-- Your instructions --
Down to the last line, restate the records below word for word, dropping every image.

....

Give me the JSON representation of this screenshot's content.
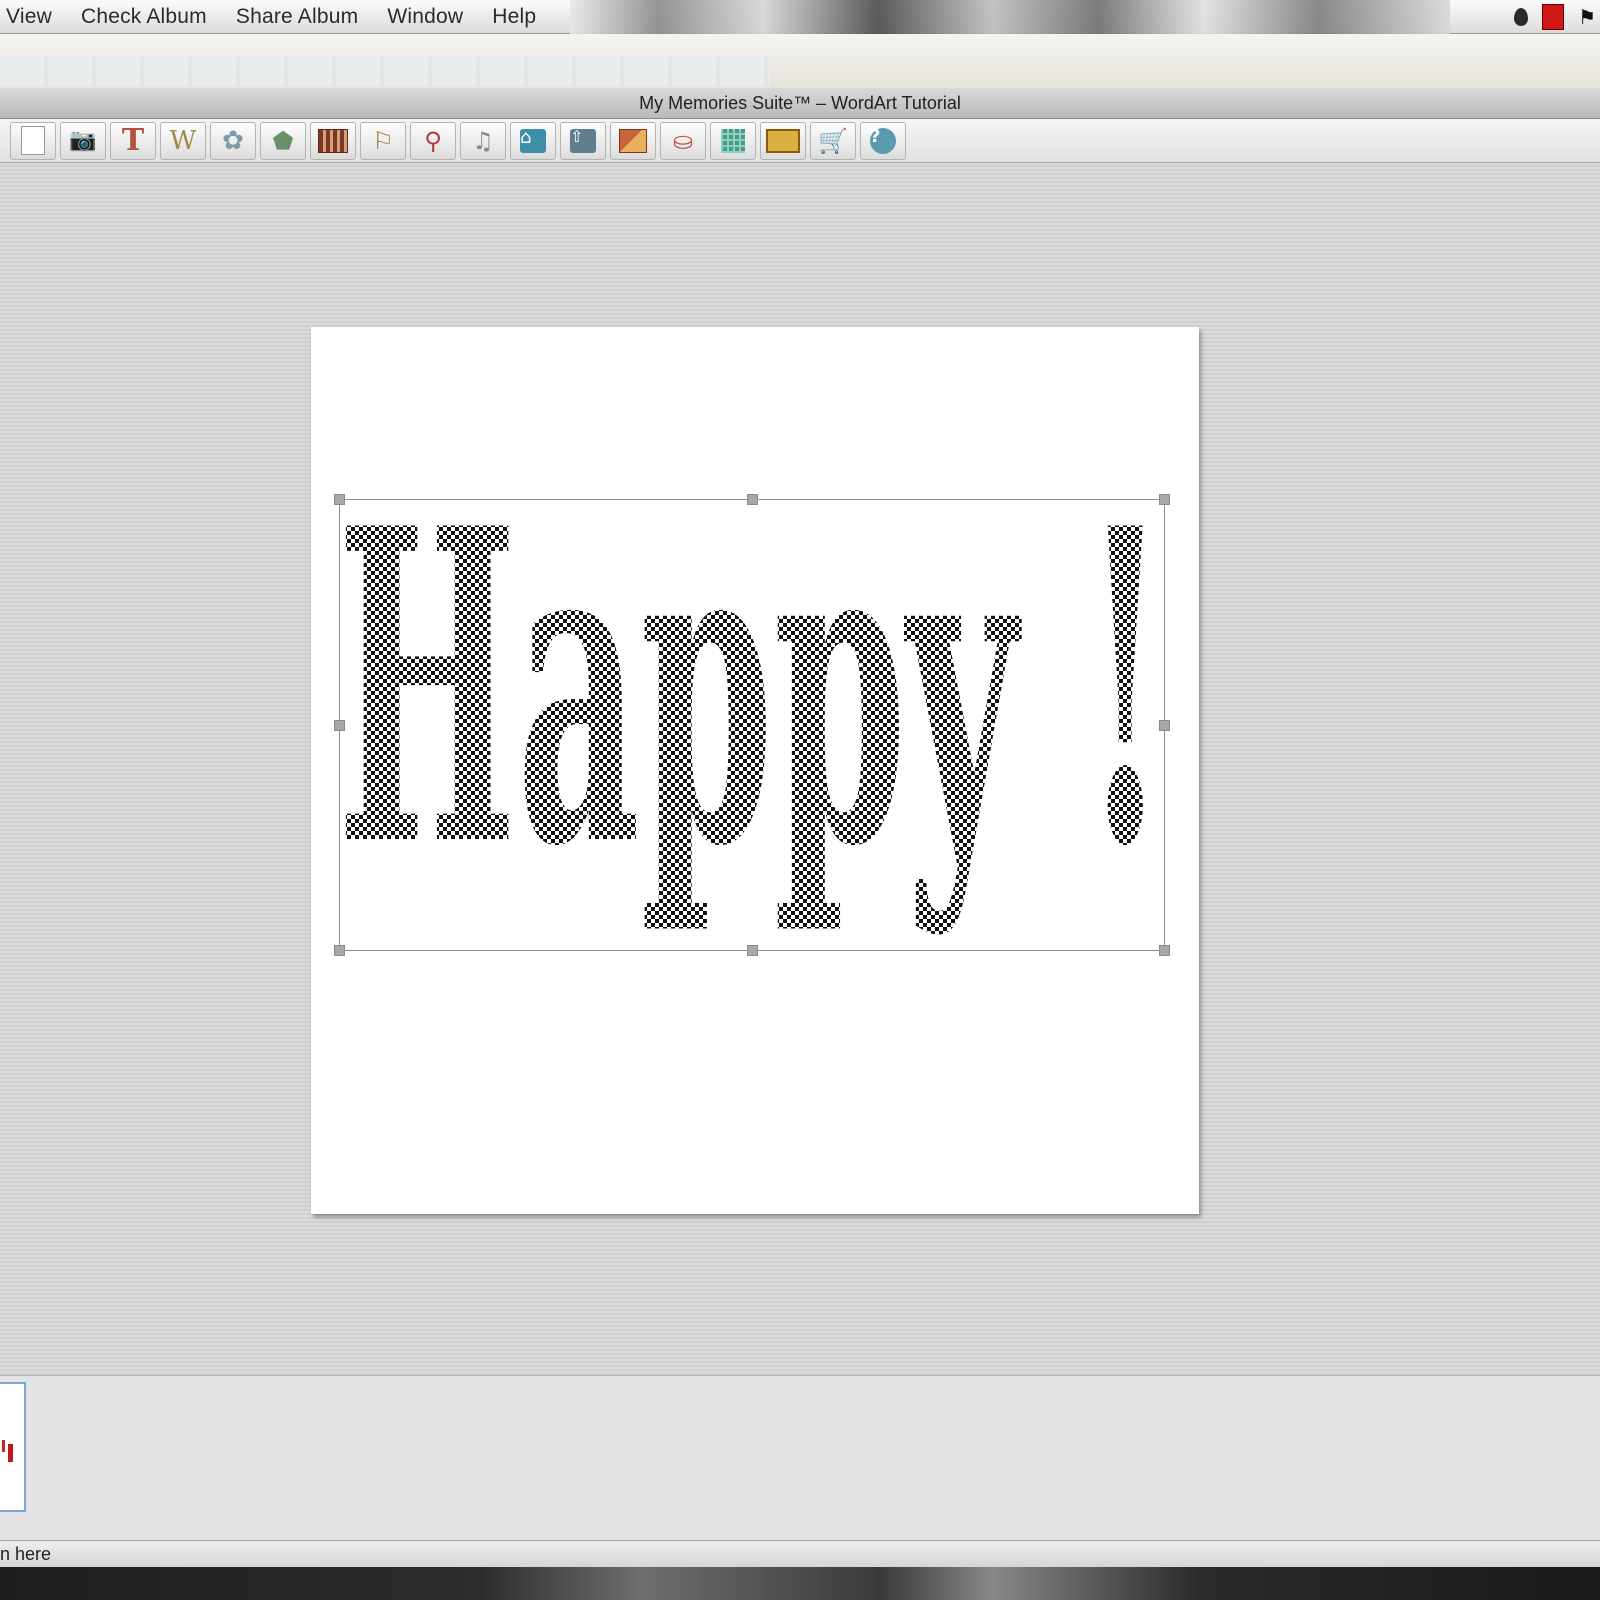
{
  "menubar": {
    "items": [
      "View",
      "Check Album",
      "Share Album",
      "Window",
      "Help"
    ]
  },
  "window": {
    "title": "My Memories Suite™ – WordArt Tutorial"
  },
  "toolbar": {
    "buttons": [
      {
        "name": "new-page",
        "icon": "page-icon"
      },
      {
        "name": "add-photo",
        "icon": "camera-icon"
      },
      {
        "name": "add-text",
        "icon": "text-icon",
        "glyph": "T"
      },
      {
        "name": "add-wordart",
        "icon": "wordart-icon",
        "glyph": "W"
      },
      {
        "name": "add-embellishment",
        "icon": "flower-icon",
        "glyph": "✿"
      },
      {
        "name": "add-shape",
        "icon": "shape-icon"
      },
      {
        "name": "add-video",
        "icon": "film-icon"
      },
      {
        "name": "add-flag",
        "icon": "flag-icon"
      },
      {
        "name": "add-link",
        "icon": "link-icon"
      },
      {
        "name": "add-music",
        "icon": "music-icon",
        "glyph": "♫"
      },
      {
        "name": "home",
        "icon": "home-icon"
      },
      {
        "name": "upload",
        "icon": "upload-icon"
      },
      {
        "name": "layers",
        "icon": "layers-icon"
      },
      {
        "name": "stamp",
        "icon": "stamp-icon"
      },
      {
        "name": "grid",
        "icon": "grid-icon"
      },
      {
        "name": "ticket",
        "icon": "ticket-icon"
      },
      {
        "name": "store",
        "icon": "cart-icon"
      },
      {
        "name": "help",
        "icon": "help-icon",
        "glyph": "?"
      }
    ]
  },
  "canvas": {
    "wordart_text": "Happy !",
    "fill_pattern": "black-white checkerboard"
  },
  "status": {
    "text": "n here"
  },
  "colors": {
    "selection_handle": "#a8a8a8",
    "thumb_border": "#7aa7d4",
    "tray_red": "#d01818"
  }
}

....

-- Output below --
Give me the JSON representation of this screenshot's content.
{
  "menubar": {
    "items": [
      "View",
      "Check Album",
      "Share Album",
      "Window",
      "Help"
    ]
  },
  "window": {
    "title": "My Memories Suite™ – WordArt Tutorial"
  },
  "toolbar": {
    "buttons": [
      {
        "name": "new-page",
        "icon": "page-icon"
      },
      {
        "name": "add-photo",
        "icon": "camera-icon"
      },
      {
        "name": "add-text",
        "icon": "text-icon",
        "glyph": "T"
      },
      {
        "name": "add-wordart",
        "icon": "wordart-icon",
        "glyph": "W"
      },
      {
        "name": "add-embellishment",
        "icon": "flower-icon",
        "glyph": "✿"
      },
      {
        "name": "add-shape",
        "icon": "shape-icon"
      },
      {
        "name": "add-video",
        "icon": "film-icon"
      },
      {
        "name": "add-flag",
        "icon": "flag-icon"
      },
      {
        "name": "add-link",
        "icon": "link-icon"
      },
      {
        "name": "add-music",
        "icon": "music-icon",
        "glyph": "♫"
      },
      {
        "name": "home",
        "icon": "home-icon"
      },
      {
        "name": "upload",
        "icon": "upload-icon"
      },
      {
        "name": "layers",
        "icon": "layers-icon"
      },
      {
        "name": "stamp",
        "icon": "stamp-icon"
      },
      {
        "name": "grid",
        "icon": "grid-icon"
      },
      {
        "name": "ticket",
        "icon": "ticket-icon"
      },
      {
        "name": "store",
        "icon": "cart-icon"
      },
      {
        "name": "help",
        "icon": "help-icon",
        "glyph": "?"
      }
    ]
  },
  "canvas": {
    "wordart_text": "Happy !",
    "fill_pattern": "black-white checkerboard"
  },
  "status": {
    "text": "n here"
  },
  "colors": {
    "selection_handle": "#a8a8a8",
    "thumb_border": "#7aa7d4",
    "tray_red": "#d01818"
  }
}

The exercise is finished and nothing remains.